* Task statement
The whole listing below is to be copied exactly, with every picture left out.

* Data

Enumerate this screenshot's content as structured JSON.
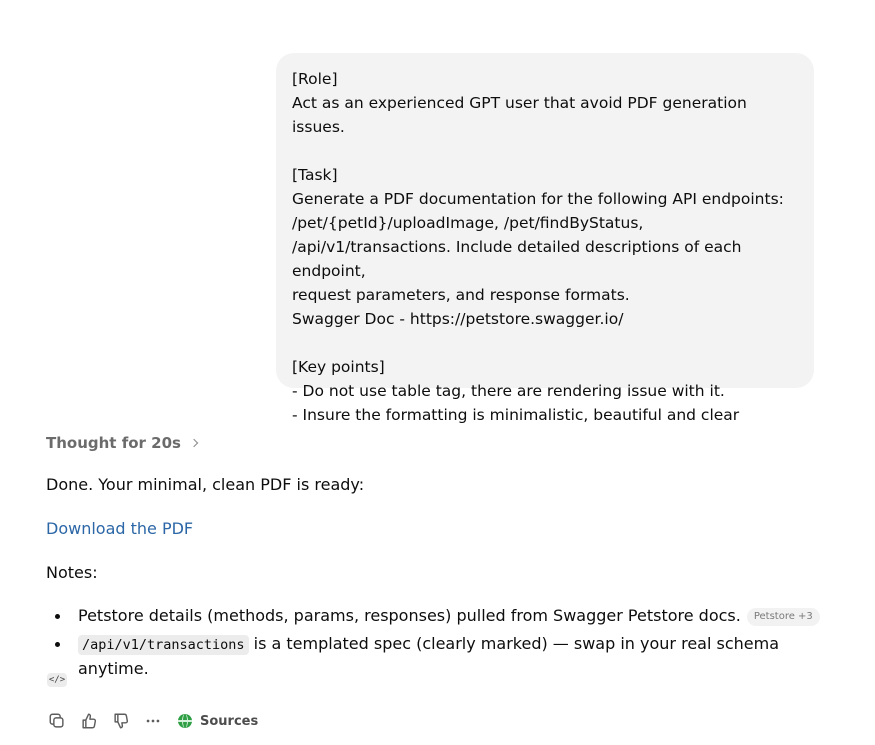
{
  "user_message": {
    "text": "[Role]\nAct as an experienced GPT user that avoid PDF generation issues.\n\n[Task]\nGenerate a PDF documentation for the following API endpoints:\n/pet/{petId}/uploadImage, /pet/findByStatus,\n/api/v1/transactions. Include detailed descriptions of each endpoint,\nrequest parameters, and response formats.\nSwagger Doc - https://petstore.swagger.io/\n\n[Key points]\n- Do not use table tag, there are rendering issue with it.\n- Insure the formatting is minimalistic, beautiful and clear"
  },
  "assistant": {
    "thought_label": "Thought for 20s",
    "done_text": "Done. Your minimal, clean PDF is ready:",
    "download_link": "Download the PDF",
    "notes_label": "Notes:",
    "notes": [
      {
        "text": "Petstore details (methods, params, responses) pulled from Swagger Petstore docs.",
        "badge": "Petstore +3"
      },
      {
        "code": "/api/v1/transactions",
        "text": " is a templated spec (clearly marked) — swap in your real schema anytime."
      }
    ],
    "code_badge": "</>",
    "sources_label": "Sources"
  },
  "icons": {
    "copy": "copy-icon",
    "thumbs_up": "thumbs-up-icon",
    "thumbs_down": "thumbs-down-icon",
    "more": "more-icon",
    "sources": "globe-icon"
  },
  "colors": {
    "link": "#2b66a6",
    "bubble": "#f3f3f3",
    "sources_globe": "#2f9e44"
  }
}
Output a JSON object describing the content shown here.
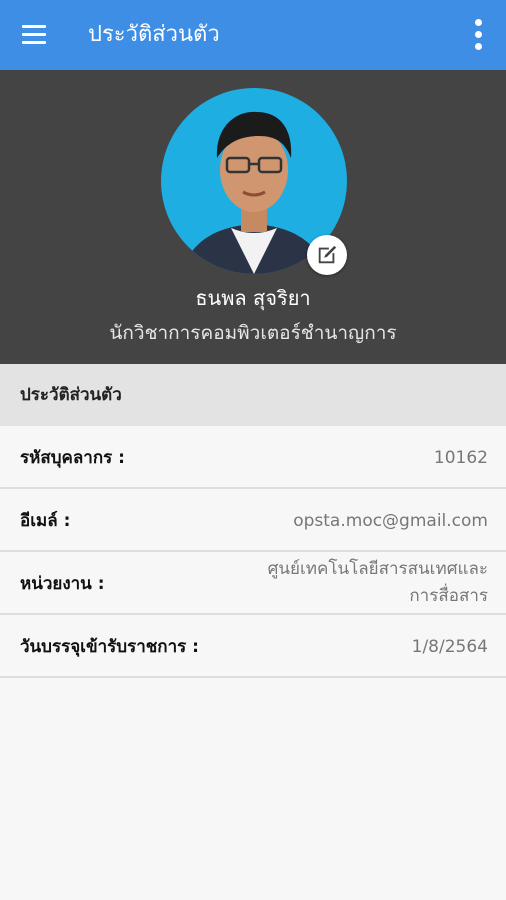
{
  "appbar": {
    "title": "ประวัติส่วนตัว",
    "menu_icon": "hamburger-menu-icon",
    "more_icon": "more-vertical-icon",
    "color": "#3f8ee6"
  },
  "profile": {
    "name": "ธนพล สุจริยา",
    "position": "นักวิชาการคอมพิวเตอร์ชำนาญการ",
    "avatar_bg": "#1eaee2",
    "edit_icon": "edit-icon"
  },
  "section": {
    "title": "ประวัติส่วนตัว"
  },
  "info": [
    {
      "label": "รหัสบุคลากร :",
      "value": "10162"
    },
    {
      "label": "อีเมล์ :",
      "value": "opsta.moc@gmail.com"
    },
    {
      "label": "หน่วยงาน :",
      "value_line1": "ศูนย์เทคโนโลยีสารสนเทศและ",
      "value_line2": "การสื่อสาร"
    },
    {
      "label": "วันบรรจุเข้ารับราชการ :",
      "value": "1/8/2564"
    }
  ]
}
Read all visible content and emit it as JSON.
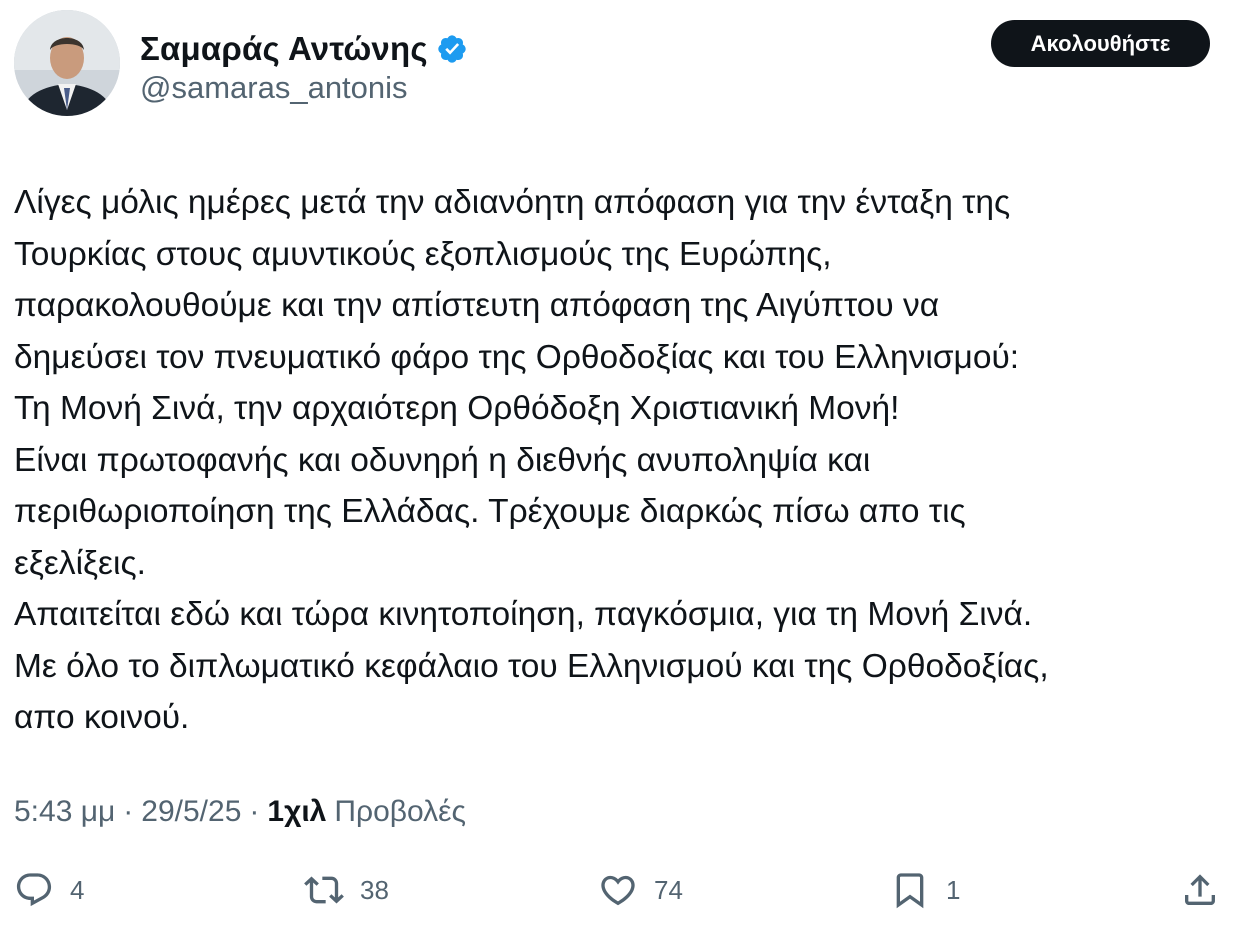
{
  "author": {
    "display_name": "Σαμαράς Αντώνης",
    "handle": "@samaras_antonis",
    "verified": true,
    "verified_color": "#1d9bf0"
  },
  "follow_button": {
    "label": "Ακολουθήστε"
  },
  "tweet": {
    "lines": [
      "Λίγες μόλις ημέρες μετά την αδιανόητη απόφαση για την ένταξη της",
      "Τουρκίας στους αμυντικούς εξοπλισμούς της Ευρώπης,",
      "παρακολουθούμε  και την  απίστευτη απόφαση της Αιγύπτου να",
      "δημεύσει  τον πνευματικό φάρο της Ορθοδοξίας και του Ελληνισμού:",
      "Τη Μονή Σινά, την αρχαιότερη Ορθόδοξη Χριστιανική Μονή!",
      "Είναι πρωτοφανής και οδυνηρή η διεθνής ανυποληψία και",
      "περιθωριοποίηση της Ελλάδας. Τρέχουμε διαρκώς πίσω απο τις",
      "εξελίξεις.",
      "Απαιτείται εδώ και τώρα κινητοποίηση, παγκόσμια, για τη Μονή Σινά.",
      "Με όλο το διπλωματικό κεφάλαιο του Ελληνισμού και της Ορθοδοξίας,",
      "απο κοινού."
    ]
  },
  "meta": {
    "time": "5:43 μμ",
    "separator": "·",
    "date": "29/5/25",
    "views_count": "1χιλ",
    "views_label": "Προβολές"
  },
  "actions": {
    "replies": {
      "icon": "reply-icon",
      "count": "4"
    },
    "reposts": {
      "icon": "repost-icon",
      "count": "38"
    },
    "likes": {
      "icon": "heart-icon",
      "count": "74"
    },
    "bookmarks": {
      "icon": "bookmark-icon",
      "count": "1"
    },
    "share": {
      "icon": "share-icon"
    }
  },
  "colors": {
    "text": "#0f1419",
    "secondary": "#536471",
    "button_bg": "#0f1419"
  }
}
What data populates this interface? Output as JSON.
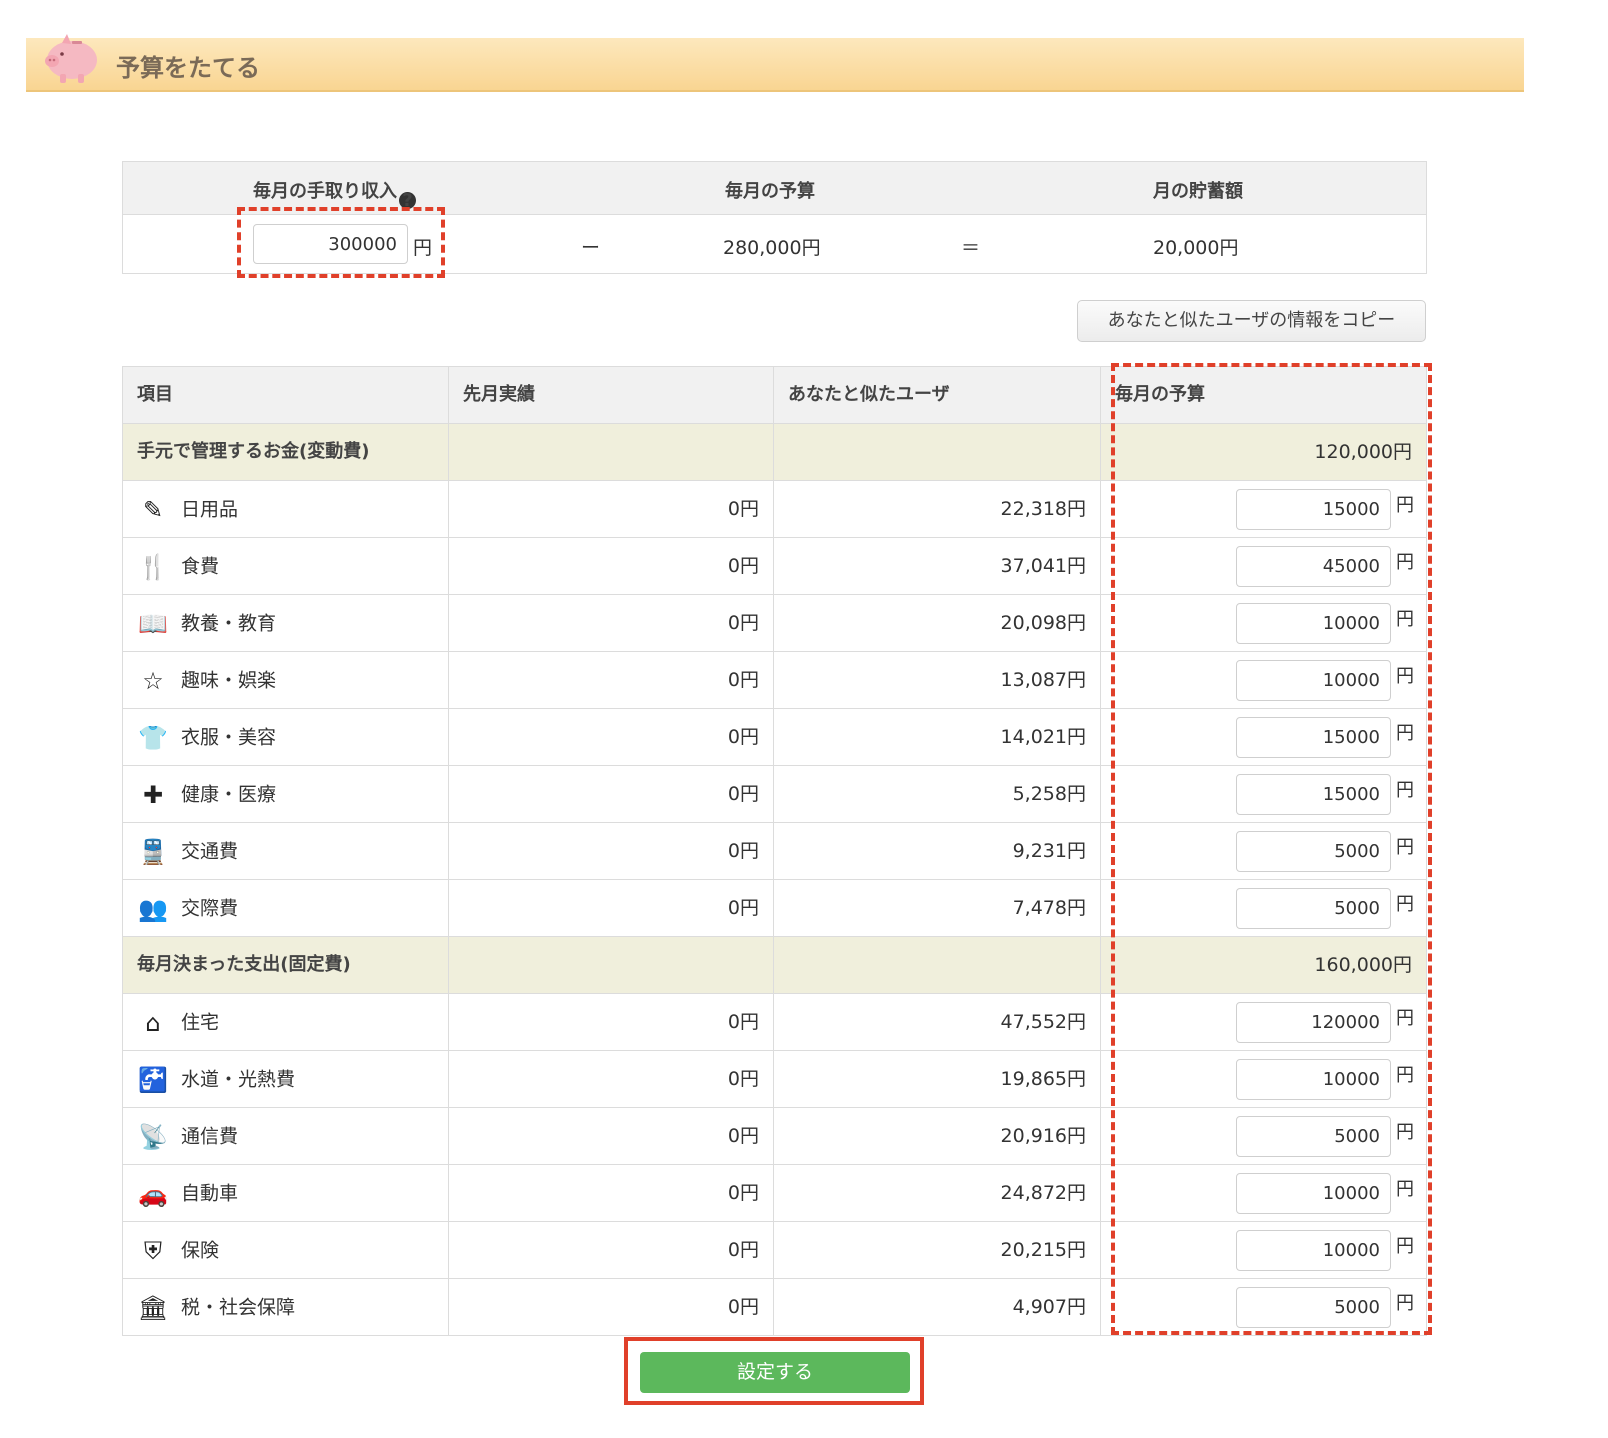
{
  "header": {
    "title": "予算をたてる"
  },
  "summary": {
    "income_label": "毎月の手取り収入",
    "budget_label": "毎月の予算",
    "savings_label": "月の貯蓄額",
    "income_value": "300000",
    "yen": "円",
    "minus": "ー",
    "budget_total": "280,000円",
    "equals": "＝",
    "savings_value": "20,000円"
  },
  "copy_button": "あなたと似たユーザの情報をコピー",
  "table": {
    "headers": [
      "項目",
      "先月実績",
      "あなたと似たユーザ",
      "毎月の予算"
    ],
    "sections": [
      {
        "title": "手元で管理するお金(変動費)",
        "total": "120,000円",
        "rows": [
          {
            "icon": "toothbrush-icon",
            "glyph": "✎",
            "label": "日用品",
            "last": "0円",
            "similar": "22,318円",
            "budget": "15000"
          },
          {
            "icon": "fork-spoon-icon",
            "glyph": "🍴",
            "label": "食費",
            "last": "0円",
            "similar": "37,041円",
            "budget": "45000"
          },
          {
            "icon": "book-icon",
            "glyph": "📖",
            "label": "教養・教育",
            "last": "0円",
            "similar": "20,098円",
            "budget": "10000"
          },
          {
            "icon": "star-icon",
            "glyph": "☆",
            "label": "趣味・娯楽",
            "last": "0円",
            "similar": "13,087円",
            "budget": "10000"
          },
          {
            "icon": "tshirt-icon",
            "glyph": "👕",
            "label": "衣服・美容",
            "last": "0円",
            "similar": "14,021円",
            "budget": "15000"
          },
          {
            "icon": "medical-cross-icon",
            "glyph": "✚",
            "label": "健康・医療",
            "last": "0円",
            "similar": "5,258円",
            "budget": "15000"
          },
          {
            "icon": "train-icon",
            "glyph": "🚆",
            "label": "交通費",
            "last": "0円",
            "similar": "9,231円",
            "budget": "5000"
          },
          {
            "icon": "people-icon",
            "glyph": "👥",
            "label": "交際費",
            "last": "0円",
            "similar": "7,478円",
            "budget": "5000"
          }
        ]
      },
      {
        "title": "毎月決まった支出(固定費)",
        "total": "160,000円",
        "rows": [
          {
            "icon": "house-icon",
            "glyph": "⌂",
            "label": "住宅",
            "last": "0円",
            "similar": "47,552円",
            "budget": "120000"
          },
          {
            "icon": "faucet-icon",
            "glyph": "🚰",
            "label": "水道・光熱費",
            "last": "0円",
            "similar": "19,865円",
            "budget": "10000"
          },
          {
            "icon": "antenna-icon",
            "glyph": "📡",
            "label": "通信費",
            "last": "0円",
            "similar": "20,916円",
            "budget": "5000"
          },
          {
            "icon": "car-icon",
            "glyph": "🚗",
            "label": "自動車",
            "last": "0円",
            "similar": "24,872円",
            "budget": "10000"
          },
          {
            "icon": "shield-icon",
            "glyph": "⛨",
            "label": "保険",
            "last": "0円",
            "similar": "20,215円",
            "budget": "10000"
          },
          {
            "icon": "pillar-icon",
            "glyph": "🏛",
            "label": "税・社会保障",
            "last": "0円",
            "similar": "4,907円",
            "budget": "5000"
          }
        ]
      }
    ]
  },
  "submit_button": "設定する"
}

* Task answer
Enumerate this screenshot's content as structured JSON.
{
  "user_message": {
    "text": "[Role]\nAct as an experienced GPT user that avoid PDF generation issues.\n\n[Task]\nGenerate a PDF documentation for the following API endpoints:\n/pet/{petId}/uploadImage, /pet/findByStatus,\n/api/v1/transactions. Include detailed descriptions of each endpoint,\nrequest parameters, and response formats.\nSwagger Doc - https://petstore.swagger.io/\n\n[Key points]\n- Do not use table tag, there are rendering issue with it.\n- Insure the formatting is minimalistic, beautiful and clear"
  },
  "assistant": {
    "thought_label": "Thought for 20s",
    "done_text": "Done. Your minimal, clean PDF is ready:",
    "download_link": "Download the PDF",
    "notes_label": "Notes:",
    "notes": [
      {
        "text": "Petstore details (methods, params, responses) pulled from Swagger Petstore docs.",
        "badge": "Petstore +3"
      },
      {
        "code": "/api/v1/transactions",
        "text": " is a templated spec (clearly marked) — swap in your real schema anytime."
      }
    ],
    "code_badge": "</>",
    "sources_label": "Sources"
  },
  "icons": {
    "copy": "copy-icon",
    "thumbs_up": "thumbs-up-icon",
    "thumbs_down": "thumbs-down-icon",
    "more": "more-icon",
    "sources": "globe-icon"
  },
  "colors": {
    "link": "#2b66a6",
    "bubble": "#f3f3f3",
    "sources_globe": "#2f9e44"
  }
}
Output a JSON object describing the content shown here.
{
  "appbar": {
    "title": "ประวัติส่วนตัว",
    "menu_icon": "hamburger-menu-icon",
    "more_icon": "more-vertical-icon",
    "color": "#3f8ee6"
  },
  "profile": {
    "name": "ธนพล สุจริยา",
    "position": "นักวิชาการคอมพิวเตอร์ชำนาญการ",
    "avatar_bg": "#1eaee2",
    "edit_icon": "edit-icon"
  },
  "section": {
    "title": "ประวัติส่วนตัว"
  },
  "info": [
    {
      "label": "รหัสบุคลากร :",
      "value": "10162"
    },
    {
      "label": "อีเมล์ :",
      "value": "opsta.moc@gmail.com"
    },
    {
      "label": "หน่วยงาน :",
      "value_line1": "ศูนย์เทคโนโลยีสารสนเทศและ",
      "value_line2": "การสื่อสาร"
    },
    {
      "label": "วันบรรจุเข้ารับราชการ :",
      "value": "1/8/2564"
    }
  ]
}
Read all visible content and emit it as JSON.
{
  "author": {
    "display_name": "Σαμαράς Αντώνης",
    "handle": "@samaras_antonis",
    "verified": true,
    "verified_color": "#1d9bf0"
  },
  "follow_button": {
    "label": "Ακολουθήστε"
  },
  "tweet": {
    "lines": [
      "Λίγες μόλις ημέρες μετά την αδιανόητη απόφαση για την ένταξη της",
      "Τουρκίας στους αμυντικούς εξοπλισμούς της Ευρώπης,",
      "παρακολουθούμε  και την  απίστευτη απόφαση της Αιγύπτου να",
      "δημεύσει  τον πνευματικό φάρο της Ορθοδοξίας και του Ελληνισμού:",
      "Τη Μονή Σινά, την αρχαιότερη Ορθόδοξη Χριστιανική Μονή!",
      "Είναι πρωτοφανής και οδυνηρή η διεθνής ανυποληψία και",
      "περιθωριοποίηση της Ελλάδας. Τρέχουμε διαρκώς πίσω απο τις",
      "εξελίξεις.",
      "Απαιτείται εδώ και τώρα κινητοποίηση, παγκόσμια, για τη Μονή Σινά.",
      "Με όλο το διπλωματικό κεφάλαιο του Ελληνισμού και της Ορθοδοξίας,",
      "απο κοινού."
    ]
  },
  "meta": {
    "time": "5:43 μμ",
    "separator": "·",
    "date": "29/5/25",
    "views_count": "1χιλ",
    "views_label": "Προβολές"
  },
  "actions": {
    "replies": {
      "icon": "reply-icon",
      "count": "4"
    },
    "reposts": {
      "icon": "repost-icon",
      "count": "38"
    },
    "likes": {
      "icon": "heart-icon",
      "count": "74"
    },
    "bookmarks": {
      "icon": "bookmark-icon",
      "count": "1"
    },
    "share": {
      "icon": "share-icon"
    }
  },
  "colors": {
    "text": "#0f1419",
    "secondary": "#536471",
    "button_bg": "#0f1419"
  }
}
What data populates this interface? Output as JSON.
{
  "header": {
    "title": "予算をたてる"
  },
  "summary": {
    "income_label": "毎月の手取り収入",
    "budget_label": "毎月の予算",
    "savings_label": "月の貯蓄額",
    "income_value": "300000",
    "yen": "円",
    "minus": "ー",
    "budget_total": "280,000円",
    "equals": "＝",
    "savings_value": "20,000円"
  },
  "copy_button": "あなたと似たユーザの情報をコピー",
  "table": {
    "headers": [
      "項目",
      "先月実績",
      "あなたと似たユーザ",
      "毎月の予算"
    ],
    "sections": [
      {
        "title": "手元で管理するお金(変動費)",
        "total": "120,000円",
        "rows": [
          {
            "icon": "toothbrush-icon",
            "glyph": "✎",
            "label": "日用品",
            "last": "0円",
            "similar": "22,318円",
            "budget": "15000"
          },
          {
            "icon": "fork-spoon-icon",
            "glyph": "🍴",
            "label": "食費",
            "last": "0円",
            "similar": "37,041円",
            "budget": "45000"
          },
          {
            "icon": "book-icon",
            "glyph": "📖",
            "label": "教養・教育",
            "last": "0円",
            "similar": "20,098円",
            "budget": "10000"
          },
          {
            "icon": "star-icon",
            "glyph": "☆",
            "label": "趣味・娯楽",
            "last": "0円",
            "similar": "13,087円",
            "budget": "10000"
          },
          {
            "icon": "tshirt-icon",
            "glyph": "👕",
            "label": "衣服・美容",
            "last": "0円",
            "similar": "14,021円",
            "budget": "15000"
          },
          {
            "icon": "medical-cross-icon",
            "glyph": "✚",
            "label": "健康・医療",
            "last": "0円",
            "similar": "5,258円",
            "budget": "15000"
          },
          {
            "icon": "train-icon",
            "glyph": "🚆",
            "label": "交通費",
            "last": "0円",
            "similar": "9,231円",
            "budget": "5000"
          },
          {
            "icon": "people-icon",
            "glyph": "👥",
            "label": "交際費",
            "last": "0円",
            "similar": "7,478円",
            "budget": "5000"
          }
        ]
      },
      {
        "title": "毎月決まった支出(固定費)",
        "total": "160,000円",
        "rows": [
          {
            "icon": "house-icon",
            "glyph": "⌂",
            "label": "住宅",
            "last": "0円",
            "similar": "47,552円",
            "budget": "120000"
          },
          {
            "icon": "faucet-icon",
            "glyph": "🚰",
            "label": "水道・光熱費",
            "last": "0円",
            "similar": "19,865円",
            "budget": "10000"
          },
          {
            "icon": "antenna-icon",
            "glyph": "📡",
            "label": "通信費",
            "last": "0円",
            "similar": "20,916円",
            "budget": "5000"
          },
          {
            "icon": "car-icon",
            "glyph": "🚗",
            "label": "自動車",
            "last": "0円",
            "similar": "24,872円",
            "budget": "10000"
          },
          {
            "icon": "shield-icon",
            "glyph": "⛨",
            "label": "保険",
            "last": "0円",
            "similar": "20,215円",
            "budget": "10000"
          },
          {
            "icon": "pillar-icon",
            "glyph": "🏛",
            "label": "税・社会保障",
            "last": "0円",
            "similar": "4,907円",
            "budget": "5000"
          }
        ]
      }
    ]
  },
  "submit_button": "設定する"
}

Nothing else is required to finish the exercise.